Polish author Olga Tokarczuk – who won the 2018 Man Booker International prize for her novel Flights – was awarded with Nobel prize in Literature for the year 2018, a year late. She was honoured the prestigious award “for a narrative imagination that with encyclopedic passion represents the crossing of boundaries as a form of life.”
For the first time since 1949, unlike other Nobel awards which are presented to individuals annually, the Nobel in Literature was cancelled last year and hence presented this year.
The Swedish Academy was forced to announce the postponement of the Nobel Prize for Literature in May 2018 after 18 women made sexual assault allegations against French photographer Jean-Claude Arnault, husband of member Katarina Frostenson.
Arnault was accused of sexual harassment and physical abuse over a period of more than 20 years, in France and Sweden and including at properties owned by the academy.
Arnault denied all of the charges against him – which date back as far as 1996 – and, following an investigation by Swedish prosecutors, all but one was dropped due to a lack of evidence. He was found guilty of raping a woman in a Stockholm apartment by a Swedish court on Monday and sentenced to two years in prison.
While Olga Tokarczuk was awarded for 2018, the 2019 Nobel prize in literature was awarded to the Austrian author Peter Handke “for an influential work that with linguistic ingenuity has explored the periphery and the specificity of human experience.”

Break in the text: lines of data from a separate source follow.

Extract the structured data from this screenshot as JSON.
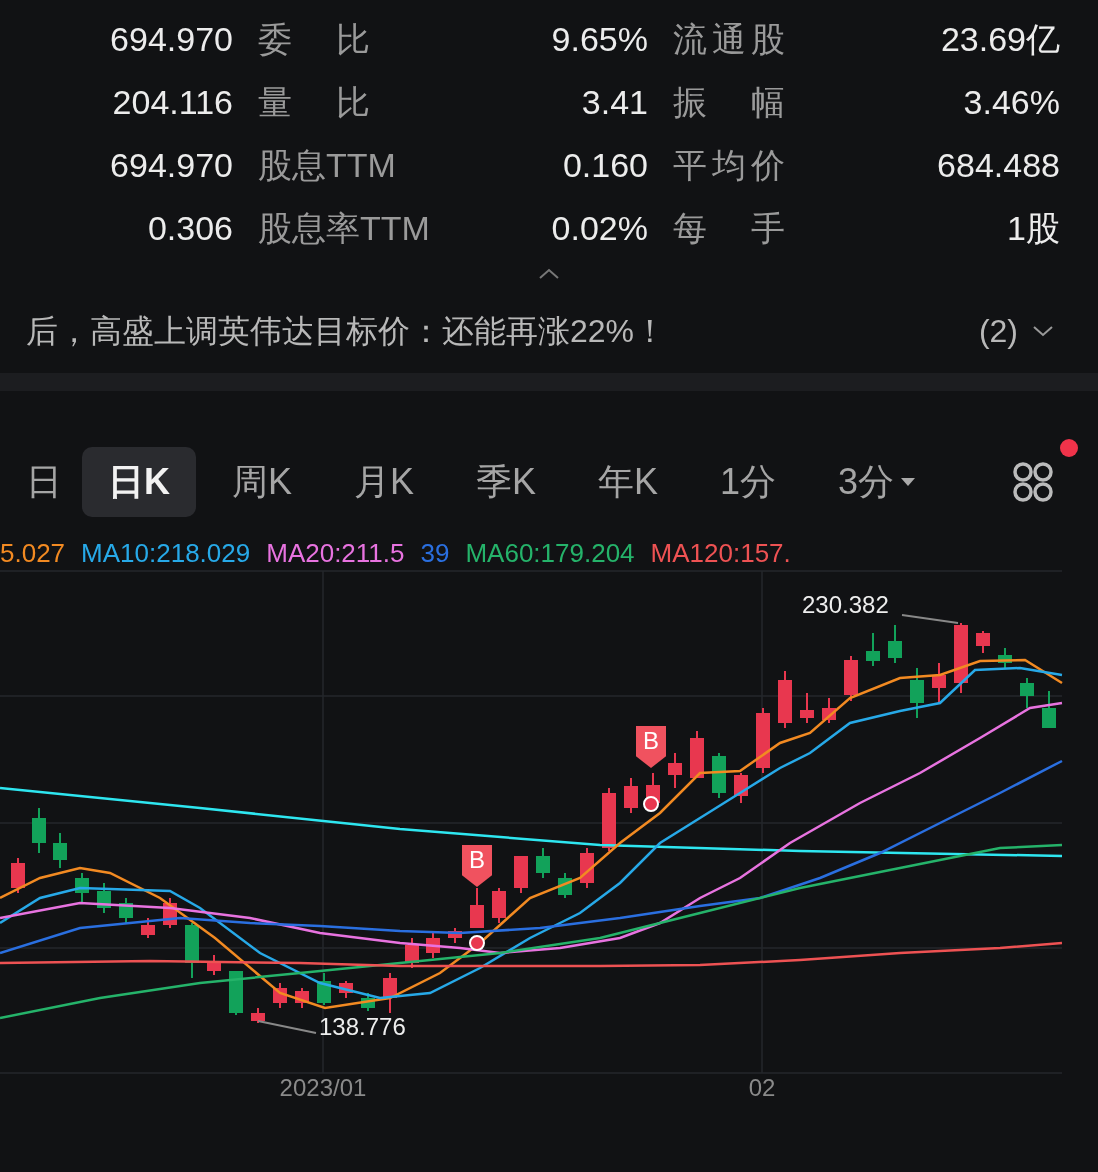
{
  "stats": [
    {
      "cells": [
        "694.970",
        "委 比",
        "9.65%",
        "流通股",
        "23.69亿"
      ]
    },
    {
      "cells": [
        "204.116",
        "量 比",
        "3.41",
        "振 幅",
        "3.46%"
      ]
    },
    {
      "cells": [
        "694.970",
        "股息TTM",
        "0.160",
        "平均价",
        "684.488"
      ]
    },
    {
      "cells": [
        "0.306",
        "股息率TTM",
        "0.02%",
        "每 手",
        "1股"
      ]
    }
  ],
  "news": {
    "headline": "后，高盛上调英伟达目标价：还能再涨22%！",
    "count": "(2)"
  },
  "tabs": [
    {
      "label": "日",
      "selected": false
    },
    {
      "label": "日K",
      "selected": true
    },
    {
      "label": "周K",
      "selected": false
    },
    {
      "label": "月K",
      "selected": false
    },
    {
      "label": "季K",
      "selected": false
    },
    {
      "label": "年K",
      "selected": false
    },
    {
      "label": "1分",
      "selected": false
    },
    {
      "label": "3分",
      "selected": false,
      "kind": "dropdown"
    }
  ],
  "layout_button": {
    "notification": true
  },
  "legend": [
    {
      "text": "5.027",
      "color": "#f28a22"
    },
    {
      "text": "MA10:218.029",
      "color": "#27a9e8"
    },
    {
      "text": "MA20:211.5",
      "color": "#e873e0"
    },
    {
      "text": "39",
      "color": "#2a6fe0"
    },
    {
      "text": "MA60:179.204",
      "color": "#25b36a"
    },
    {
      "text": "MA120:157.",
      "color": "#ee5253"
    }
  ],
  "chart": {
    "low_label": "138.776",
    "high_label": "230.382",
    "markers": [
      "B",
      "B"
    ],
    "x_labels": [
      "2023/01",
      "02"
    ]
  }
}
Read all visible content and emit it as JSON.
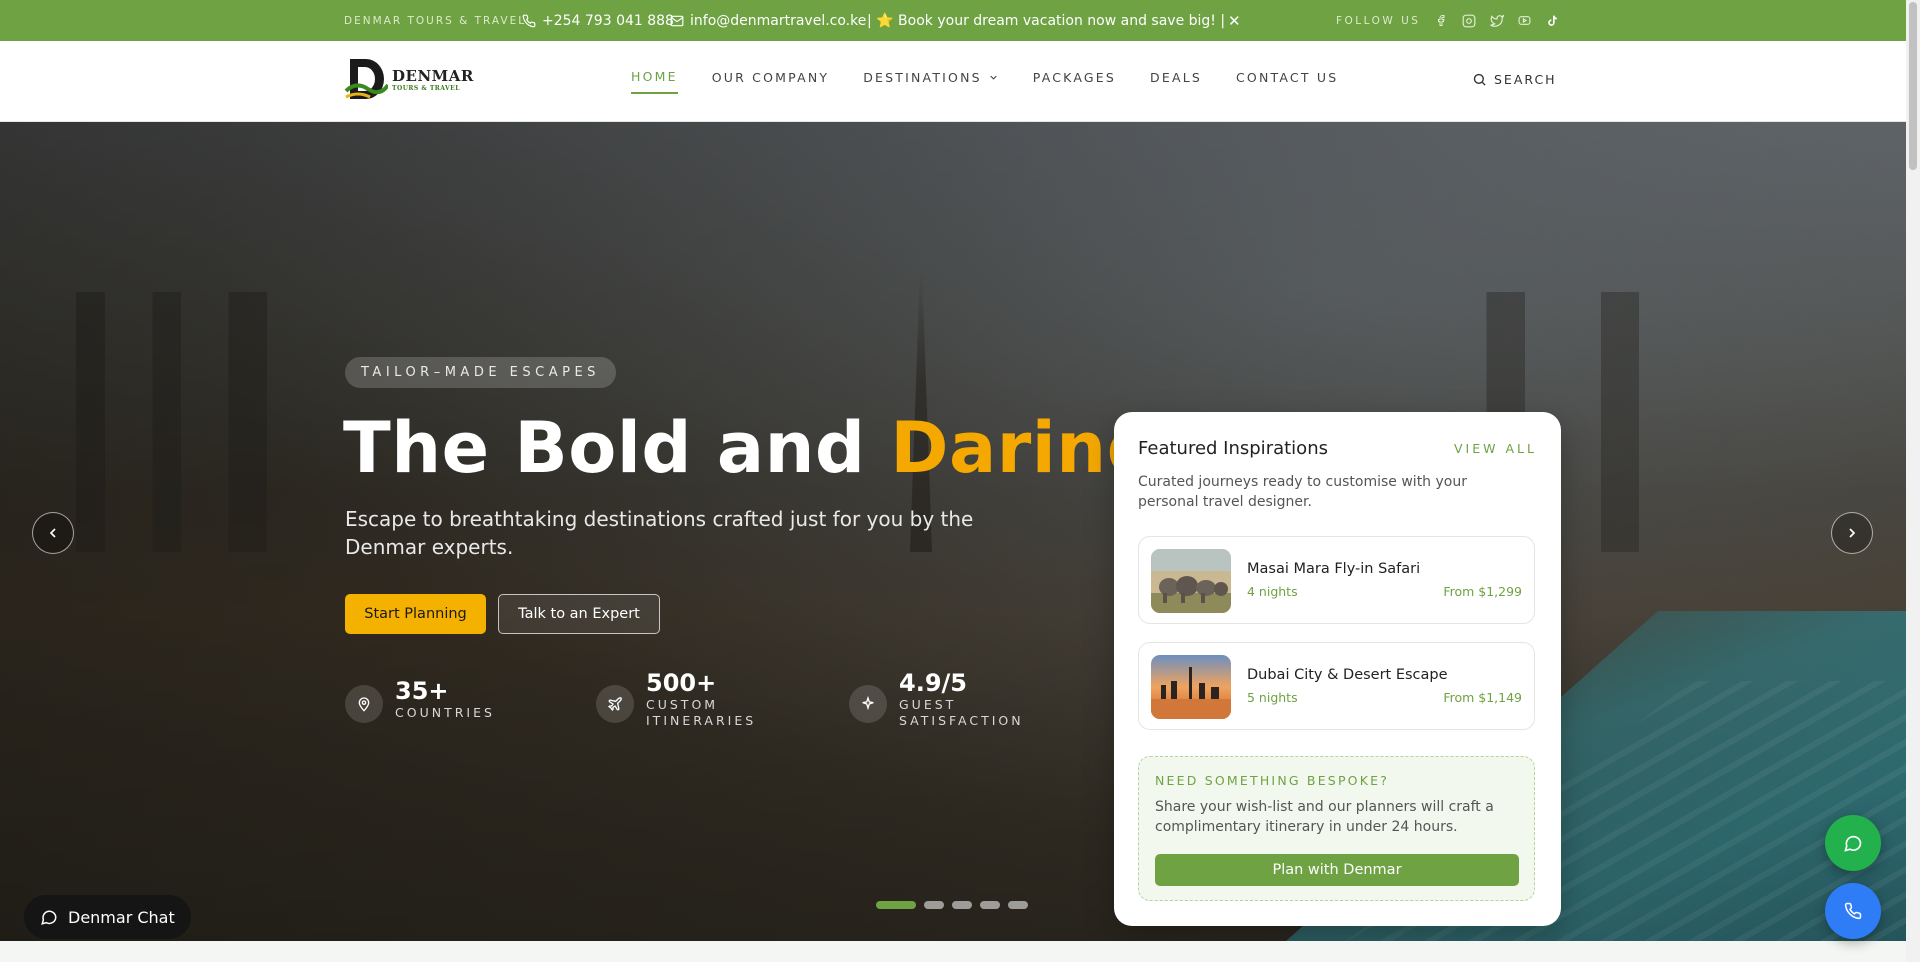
{
  "topbar": {
    "brand": "DENMAR TOURS & TRAVEL",
    "phone": "+254 793 041 888",
    "email": "info@denmartravel.co.ke",
    "promo": "| ⭐ Book your dream vacation now and save big! |",
    "close": "✕",
    "follow": "FOLLOW US",
    "socials": [
      "facebook-icon",
      "instagram-icon",
      "twitter-icon",
      "youtube-icon",
      "tiktok-icon"
    ]
  },
  "logo": {
    "name": "DENMAR",
    "tagline": "TOURS & TRAVEL"
  },
  "nav": {
    "items": [
      "HOME",
      "OUR COMPANY",
      "DESTINATIONS",
      "PACKAGES",
      "DEALS",
      "CONTACT US"
    ],
    "active": "HOME",
    "search": "SEARCH"
  },
  "hero": {
    "eyebrow": "TAILOR–MADE ESCAPES",
    "headline_main": "The Bold and ",
    "headline_accent": "Daring",
    "subtext": "Escape to breathtaking destinations crafted just for you by the Denmar experts.",
    "primary_button": "Start Planning",
    "secondary_button": "Talk to an Expert",
    "stats": [
      {
        "value": "35+",
        "label": "COUNTRIES",
        "icon": "location-pin-icon"
      },
      {
        "value": "500+",
        "label": "CUSTOM ITINERARIES",
        "icon": "plane-icon"
      },
      {
        "value": "4.9/5",
        "label": "GUEST SATISFACTION",
        "icon": "sparkle-icon"
      }
    ],
    "slides": 5,
    "active_slide": 1
  },
  "featured": {
    "title": "Featured Inspirations",
    "view_all": "VIEW ALL",
    "description": "Curated journeys ready to customise with your personal travel designer.",
    "trips": [
      {
        "name": "Masai Mara Fly-in Safari",
        "meta": "4 nights",
        "price": "From $1,299"
      },
      {
        "name": "Dubai City & Desert Escape",
        "meta": "5 nights",
        "price": "From $1,149"
      }
    ],
    "bespoke": {
      "heading": "NEED SOMETHING BESPOKE?",
      "text": "Share your wish-list and our planners will craft a complimentary itinerary in under 24 hours.",
      "button": "Plan with Denmar"
    }
  },
  "chat": {
    "label": "Denmar Chat"
  },
  "colors": {
    "brand_green": "#6ea243",
    "accent_gold": "#f5a800",
    "whatsapp": "#22b14c",
    "call": "#2e7cf6"
  }
}
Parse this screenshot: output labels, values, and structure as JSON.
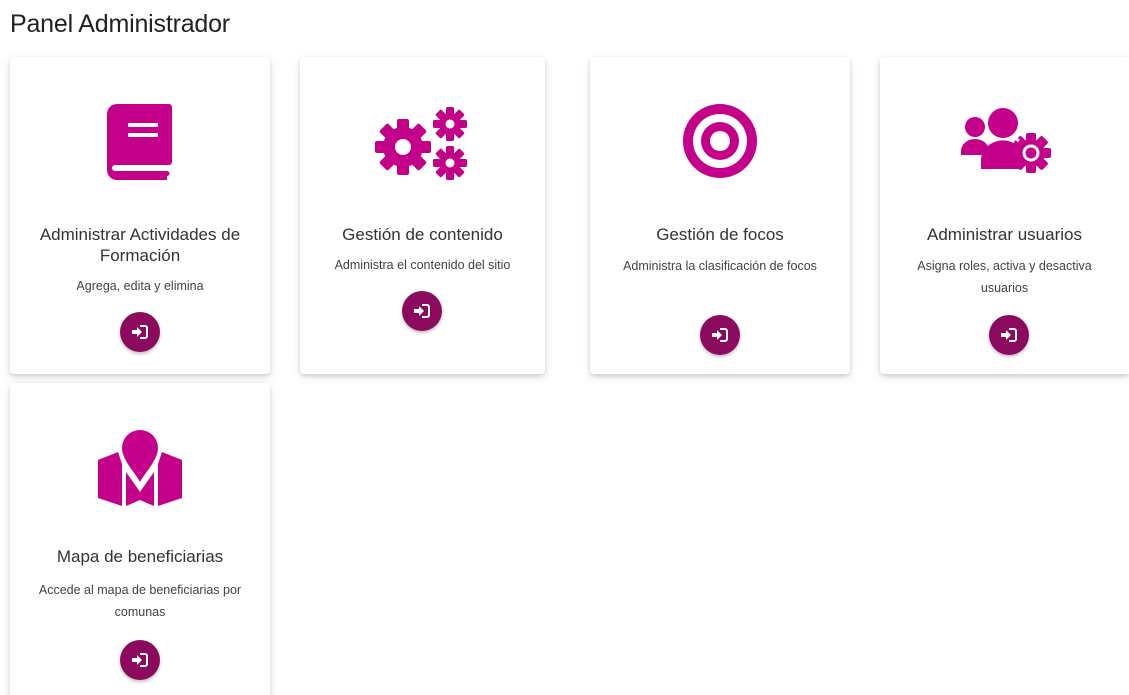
{
  "page": {
    "title": "Panel Administrador"
  },
  "colors": {
    "icon": "#c4008a",
    "button": "#8b0a5e"
  },
  "cards": [
    {
      "icon": "book-icon",
      "title": "Administrar Actividades de Formación",
      "description": "Agrega, edita y elimina",
      "button_icon": "sign-in-icon"
    },
    {
      "icon": "gears-icon",
      "title": "Gestión de contenido",
      "description": "Administra el contenido del sitio",
      "button_icon": "sign-in-icon"
    },
    {
      "icon": "target-icon",
      "title": "Gestión de focos",
      "description": "Administra la clasificación de focos",
      "button_icon": "sign-in-icon"
    },
    {
      "icon": "users-cog-icon",
      "title": "Administrar usuarios",
      "description": "Asigna roles, activa y desactiva usuarios",
      "button_icon": "sign-in-icon"
    },
    {
      "icon": "map-marker-icon",
      "title": "Mapa de beneficiarias",
      "description": "Accede al mapa de beneficiarias por comunas",
      "button_icon": "sign-in-icon"
    }
  ]
}
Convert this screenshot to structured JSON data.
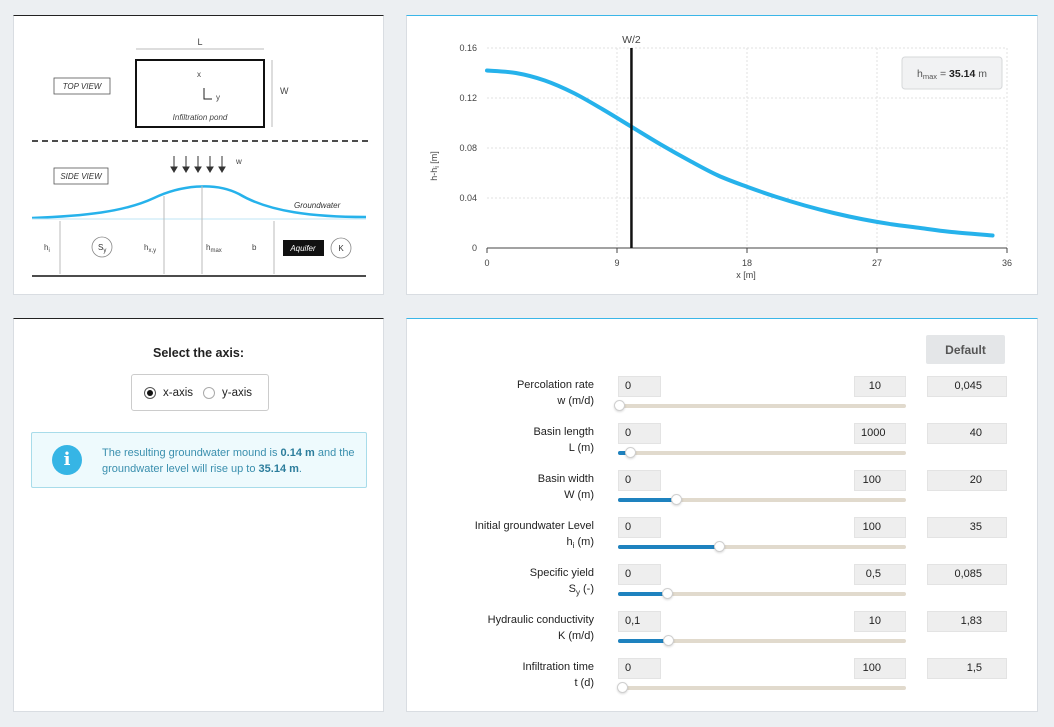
{
  "diagram": {
    "top_view": "TOP VIEW",
    "side_view": "SIDE VIEW",
    "length": "L",
    "width": "W",
    "axis_x": "x",
    "axis_y": "y",
    "pond": "Infiltration pond",
    "recharge": "w",
    "groundwater": "Groundwater",
    "hi": "h",
    "hi_sub": "i",
    "sy": "S",
    "sy_sub": "y",
    "hxy": "h",
    "hxy_sub": "x,y",
    "hmax": "h",
    "hmax_sub": "max",
    "b": "b",
    "aquifer": "Aquifer",
    "k": "K"
  },
  "chart": {
    "ylabel": "h-h",
    "ylabel_sub": "i",
    "ylabel_unit": " [m]",
    "xlabel": "x [m]",
    "marker_label": "W/2",
    "tooltip_prefix": "h",
    "tooltip_sub": "max",
    "tooltip_eq": " = ",
    "tooltip_value": "35.14",
    "tooltip_unit": " m",
    "line_color": "#26b2eb",
    "marker_x": 10,
    "y_ticks": [
      "0",
      "0.04",
      "0.08",
      "0.12",
      "0.16"
    ],
    "x_ticks": [
      "0",
      "9",
      "18",
      "27",
      "36"
    ]
  },
  "chart_data": {
    "type": "line",
    "title": "",
    "xlabel": "x [m]",
    "ylabel": "h-hi [m]",
    "xlim": [
      0,
      36
    ],
    "ylim": [
      0,
      0.16
    ],
    "x": [
      0,
      2,
      4,
      6,
      8,
      10,
      12,
      14,
      16,
      18,
      20,
      22,
      24,
      26,
      28,
      30,
      32,
      35
    ],
    "series": [
      {
        "values": [
          0.142,
          0.14,
          0.134,
          0.124,
          0.111,
          0.097,
          0.083,
          0.07,
          0.058,
          0.049,
          0.041,
          0.034,
          0.028,
          0.023,
          0.019,
          0.016,
          0.013,
          0.01
        ]
      }
    ],
    "grid": true
  },
  "axis_select": {
    "title": "Select the axis:",
    "options": [
      "x-axis",
      "y-axis"
    ],
    "selected": "x-axis"
  },
  "info": {
    "p1": "The resulting groundwater mound is ",
    "mound": "0.14 m",
    "p2": " and the groundwater level will rise up to ",
    "level": "35.14 m",
    "p3": ".",
    "icon": "info-icon"
  },
  "params": {
    "default_label": "Default",
    "rows": [
      {
        "name": "percolation-rate",
        "label1": "Percolation rate",
        "label2": "w (m/d)",
        "sub": "",
        "label2b": "",
        "min": "0",
        "max": "10",
        "value": "0,045",
        "fraction": 0.0045
      },
      {
        "name": "basin-length",
        "label1": "Basin length",
        "label2": "L (m)",
        "sub": "",
        "label2b": "",
        "min": "0",
        "max": "1000",
        "value": "40",
        "fraction": 0.04
      },
      {
        "name": "basin-width",
        "label1": "Basin width",
        "label2": "W (m)",
        "sub": "",
        "label2b": "",
        "min": "0",
        "max": "100",
        "value": "20",
        "fraction": 0.2
      },
      {
        "name": "initial-groundwater-level",
        "label1": "Initial groundwater Level",
        "label2": "h",
        "sub": "i",
        "label2b": " (m)",
        "min": "0",
        "max": "100",
        "value": "35",
        "fraction": 0.35
      },
      {
        "name": "specific-yield",
        "label1": "Specific yield",
        "label2": "S",
        "sub": "y",
        "label2b": " (-)",
        "min": "0",
        "max": "0,5",
        "value": "0,085",
        "fraction": 0.17
      },
      {
        "name": "hydraulic-conductivity",
        "label1": "Hydraulic conductivity",
        "label2": "K (m/d)",
        "sub": "",
        "label2b": "",
        "min": "0,1",
        "max": "10",
        "value": "1,83",
        "fraction": 0.175
      },
      {
        "name": "infiltration-time",
        "label1": "Infiltration time",
        "label2": "t (d)",
        "sub": "",
        "label2b": "",
        "min": "0",
        "max": "100",
        "value": "1,5",
        "fraction": 0.015
      }
    ]
  }
}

Each winner will receive over $910,000 in prize money and the international acclaim accompanying recognition as a Nobel Laureate.